━━ Records shown

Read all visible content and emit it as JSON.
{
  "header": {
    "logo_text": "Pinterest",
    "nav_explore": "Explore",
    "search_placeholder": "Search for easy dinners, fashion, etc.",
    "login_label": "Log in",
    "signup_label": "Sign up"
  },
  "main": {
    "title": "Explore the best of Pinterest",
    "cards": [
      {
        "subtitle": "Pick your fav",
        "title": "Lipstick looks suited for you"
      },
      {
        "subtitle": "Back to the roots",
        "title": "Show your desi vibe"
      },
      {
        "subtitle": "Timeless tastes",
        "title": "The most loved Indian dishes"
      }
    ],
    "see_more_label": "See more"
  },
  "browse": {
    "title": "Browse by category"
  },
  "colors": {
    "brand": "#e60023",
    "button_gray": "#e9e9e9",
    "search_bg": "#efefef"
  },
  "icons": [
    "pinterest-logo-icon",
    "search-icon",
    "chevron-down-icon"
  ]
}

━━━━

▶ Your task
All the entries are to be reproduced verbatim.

▶ Result
Read all visible content and emit it as JSON.
{
  "header": {
    "logo_text": "Pinterest",
    "nav_explore": "Explore",
    "search_placeholder": "Search for easy dinners, fashion, etc.",
    "login_label": "Log in",
    "signup_label": "Sign up"
  },
  "main": {
    "title": "Explore the best of Pinterest",
    "cards": [
      {
        "subtitle": "Pick your fav",
        "title": "Lipstick looks suited for you"
      },
      {
        "subtitle": "Back to the roots",
        "title": "Show your desi vibe"
      },
      {
        "subtitle": "Timeless tastes",
        "title": "The most loved Indian dishes"
      }
    ],
    "see_more_label": "See more"
  },
  "browse": {
    "title": "Browse by category"
  },
  "colors": {
    "brand": "#e60023",
    "button_gray": "#e9e9e9",
    "search_bg": "#efefef"
  },
  "icons": [
    "pinterest-logo-icon",
    "search-icon",
    "chevron-down-icon"
  ]
}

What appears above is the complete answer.